▸ ABOUT THIS EXERCISE
Find the lines in the records that carry the word "likes". Copy each one.

Data items:

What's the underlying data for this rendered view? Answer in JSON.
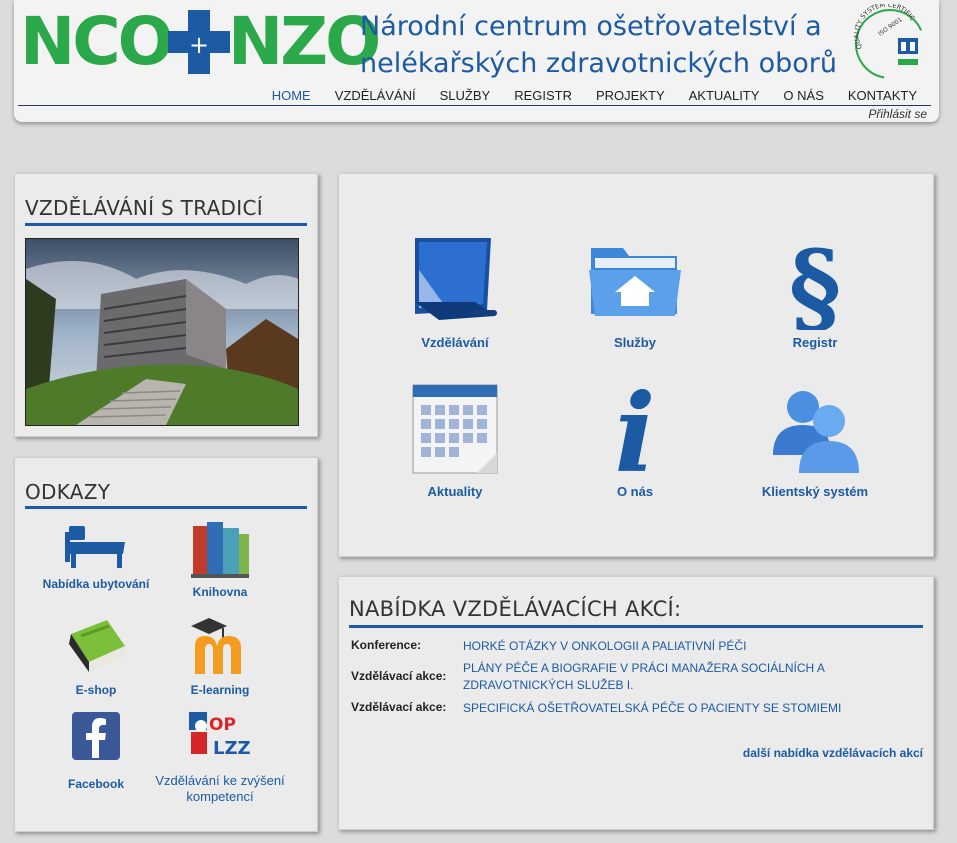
{
  "header": {
    "logo_left": "NCO",
    "logo_plus": "+",
    "logo_right": "NZO",
    "title_line1": "Národní centrum ošetřovatelství a",
    "title_line2": "nelékařských zdravotnických oborů",
    "cert_text": "QUALITY SYSTEM CERTIFICATION",
    "cert_iso": "ISO 9001",
    "nav": [
      "Home",
      "Vzdělávání",
      "Služby",
      "Registr",
      "Projekty",
      "Aktuality",
      "O nás",
      "Kontakty"
    ],
    "login": "Přihlásit se"
  },
  "tradition": {
    "title": "Vzdělávání s tradicí"
  },
  "links": {
    "title": "Odkazy",
    "items": [
      {
        "label": "Nabídka ubytování",
        "icon": "bed-icon"
      },
      {
        "label": "Knihovna",
        "icon": "books-icon"
      },
      {
        "label": "E-shop",
        "icon": "book-icon"
      },
      {
        "label": "E-learning",
        "icon": "moodle-icon"
      },
      {
        "label": "Facebook",
        "icon": "facebook-icon"
      },
      {
        "label": "Vzdělávání ke zvýšení kompetencí",
        "icon": "oplzz-icon"
      }
    ],
    "oplzz_text": "OP LZZ"
  },
  "tiles": [
    {
      "label": "Vzdělávání",
      "icon": "monitor-icon"
    },
    {
      "label": "Služby",
      "icon": "folder-home-icon"
    },
    {
      "label": "Registr",
      "icon": "paragraph-icon",
      "glyph": "§"
    },
    {
      "label": "Aktuality",
      "icon": "calendar-icon"
    },
    {
      "label": "O nás",
      "icon": "info-icon",
      "glyph": "i"
    },
    {
      "label": "Klientský systém",
      "icon": "users-icon"
    }
  ],
  "events": {
    "title": "Nabídka vzdělávacích akcí:",
    "rows": [
      {
        "type": "Konference:",
        "name": "Horké otázky v onkologii a paliativní péči"
      },
      {
        "type": "Vzdělávací akce:",
        "name": "Plány péče a biografie v práci manažera sociálních a zdravotnických služeb I."
      },
      {
        "type": "Vzdělávací akce:",
        "name": "Specifická ošetřovatelská péče o pacienty se stomiemi"
      }
    ],
    "more": "další nabídka vzdělávacích akcí"
  },
  "colors": {
    "brand_green": "#2aa84a",
    "brand_blue": "#1c5aa3"
  }
}
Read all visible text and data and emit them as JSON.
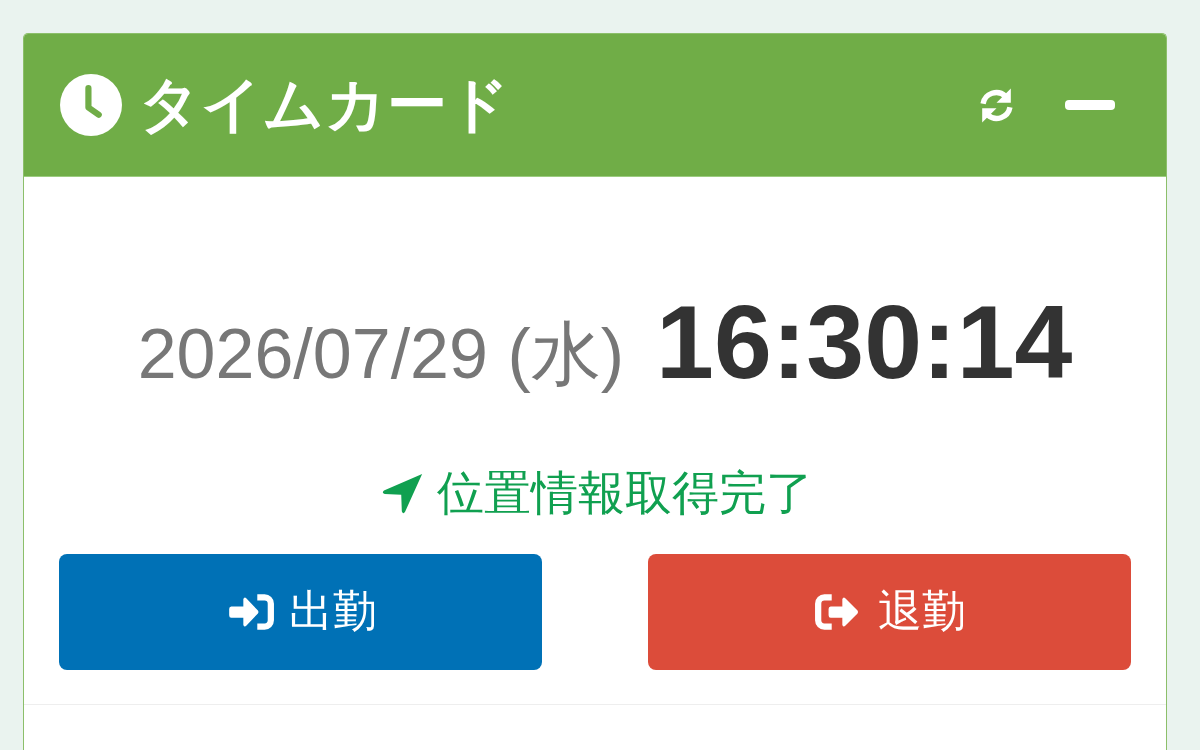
{
  "panel": {
    "title": "タイムカード"
  },
  "clock": {
    "date": "2026/07/29 (水)",
    "time": "16:30:14"
  },
  "location_status": "位置情報取得完了",
  "buttons": [
    {
      "label": "出勤",
      "kind": "clock_in"
    },
    {
      "label": "退勤",
      "kind": "clock_out"
    }
  ]
}
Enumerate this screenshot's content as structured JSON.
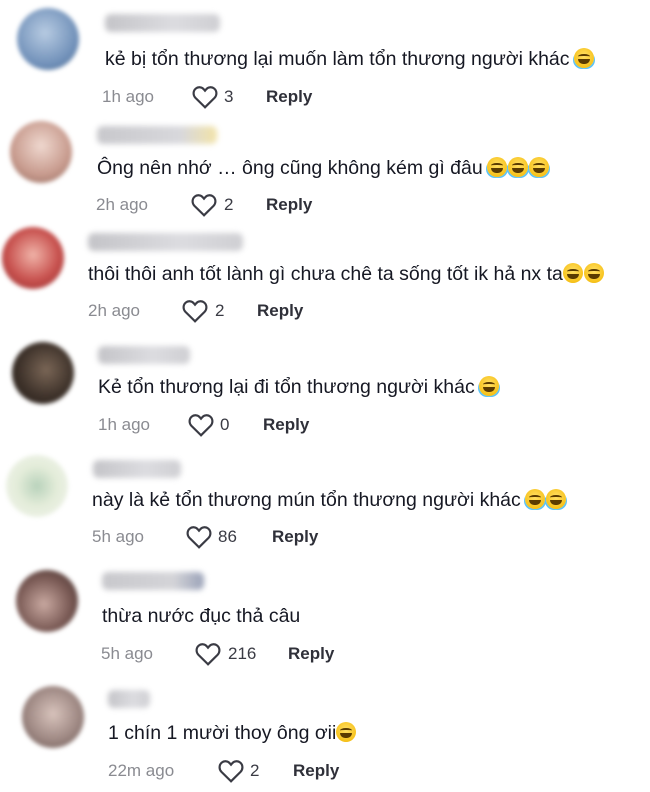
{
  "comments": [
    {
      "text": "kẻ bị tổn thương lại muốn làm tổn thương người khác",
      "emojis": [
        "tear"
      ],
      "time": "1h ago",
      "likes": "3",
      "reply": "Reply",
      "avatar_color": "#8aa6c8"
    },
    {
      "text": "Ông nên nhớ … ông cũng không kém gì đâu",
      "emojis": [
        "tear",
        "tear",
        "tear"
      ],
      "time": "2h ago",
      "likes": "2",
      "reply": "Reply",
      "avatar_color": "#c79a8d"
    },
    {
      "text": "thôi thôi anh tốt lành gì chưa chê ta sống tốt ik hả nx ta",
      "emojis": [
        "smile",
        "smile"
      ],
      "time": "2h ago",
      "likes": "2",
      "reply": "Reply",
      "avatar_color": "#c8524f"
    },
    {
      "text": "Kẻ tổn thương lại đi tổn thương người khác",
      "emojis": [
        "tear"
      ],
      "time": "1h ago",
      "likes": "0",
      "reply": "Reply",
      "avatar_color": "#4a3c34"
    },
    {
      "text": "này là kẻ tổn thương mún tổn thương người khác",
      "emojis": [
        "tear",
        "tear"
      ],
      "time": "5h ago",
      "likes": "86",
      "reply": "Reply",
      "avatar_color": "#e3ecd9"
    },
    {
      "text": "thừa nước đục thả câu",
      "emojis": [],
      "time": "5h ago",
      "likes": "216",
      "reply": "Reply",
      "avatar_color": "#7a5a55"
    },
    {
      "text": "1 chín 1 mười thoy ông ơii",
      "emojis": [
        "smirk"
      ],
      "time": "22m ago",
      "likes": "2",
      "reply": "Reply",
      "avatar_color": "#9b8580"
    }
  ]
}
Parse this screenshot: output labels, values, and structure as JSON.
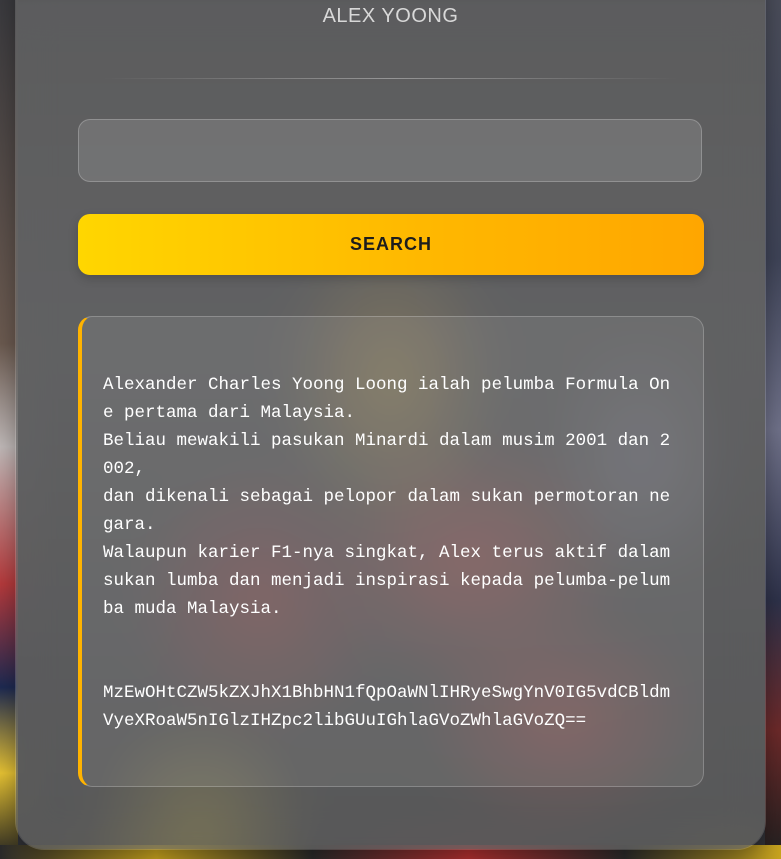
{
  "app": {
    "title": "ALEX YOONG"
  },
  "search": {
    "value": "",
    "placeholder": "",
    "button_label": "SEARCH"
  },
  "result": {
    "description": "Alexander Charles Yoong Loong ialah pelumba Formula One pertama dari Malaysia.\nBeliau mewakili pasukan Minardi dalam musim 2001 dan 2002,\ndan dikenali sebagai pelopor dalam sukan permotoran negara.\nWalaupun karier F1-nya singkat, Alex terus aktif dalam sukan lumba dan menjadi inspirasi kepada pelumba-pelumba muda Malaysia.",
    "encoded": "MzEwOHtCZW5kZXJhX1BhbHN1fQpOaWNlIHRyeSwgYnV0IG5vdCBldmVyeXRoaW5nIGlzIHZpc2libGUuIGhlaGVoZWhlaGVoZQ=="
  },
  "colors": {
    "accent": "#ffb800",
    "accent_start": "#ffd600",
    "accent_end": "#ffa600"
  }
}
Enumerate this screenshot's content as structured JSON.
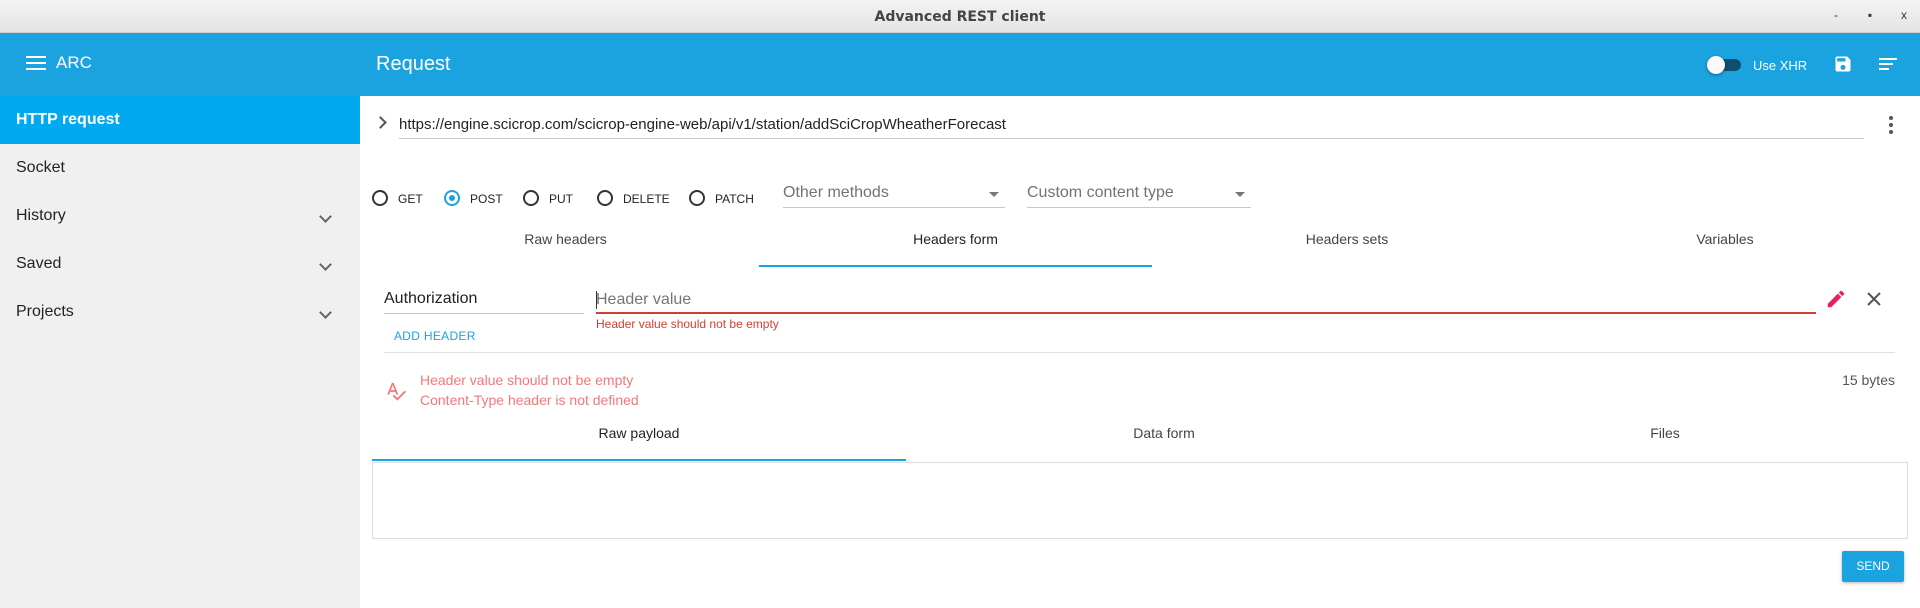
{
  "window": {
    "title": "Advanced REST client",
    "minimize": "-",
    "maximize": "▪",
    "close": "x"
  },
  "drawer": {
    "app_name": "ARC",
    "items": [
      {
        "label": "HTTP request",
        "active": true,
        "expandable": false
      },
      {
        "label": "Socket",
        "active": false,
        "expandable": false
      },
      {
        "label": "History",
        "active": false,
        "expandable": true
      },
      {
        "label": "Saved",
        "active": false,
        "expandable": true
      },
      {
        "label": "Projects",
        "active": false,
        "expandable": true
      }
    ]
  },
  "appbar": {
    "title": "Request",
    "use_xhr_label": "Use XHR",
    "use_xhr_enabled": false
  },
  "request": {
    "url": "https://engine.scicrop.com/scicrop-engine-web/api/v1/station/addSciCropWheatherForecast",
    "methods": [
      {
        "label": "GET",
        "checked": false
      },
      {
        "label": "POST",
        "checked": true
      },
      {
        "label": "PUT",
        "checked": false
      },
      {
        "label": "DELETE",
        "checked": false
      },
      {
        "label": "PATCH",
        "checked": false
      }
    ],
    "other_methods_label": "Other methods",
    "content_type_label": "Custom content type"
  },
  "header_tabs": [
    {
      "label": "Raw headers",
      "active": false
    },
    {
      "label": "Headers form",
      "active": true
    },
    {
      "label": "Headers sets",
      "active": false
    },
    {
      "label": "Variables",
      "active": false
    }
  ],
  "headers_form": {
    "name": "Authorization",
    "value": "",
    "value_placeholder": "Header value",
    "value_error": "Header value should not be empty",
    "add_header_label": "ADD HEADER"
  },
  "warnings": [
    "Header value should not be empty",
    "Content-Type header is not defined"
  ],
  "payload_size": "15 bytes",
  "body_tabs": [
    {
      "label": "Raw payload",
      "active": true
    },
    {
      "label": "Data form",
      "active": false
    },
    {
      "label": "Files",
      "active": false
    }
  ],
  "send_label": "SEND",
  "colors": {
    "primary": "#1ba3e0",
    "active_nav": "#00a9f0",
    "error": "#d23f31",
    "warning_text": "#f37878",
    "edit_icon": "#e91e63"
  }
}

▸ SOLUTION BELOW
      "likes": "3",
      "likes": "2",
      "likes": "2",
      "likes": "0",
      "likes": "86",
      "likes": "216",
      "likes": "2",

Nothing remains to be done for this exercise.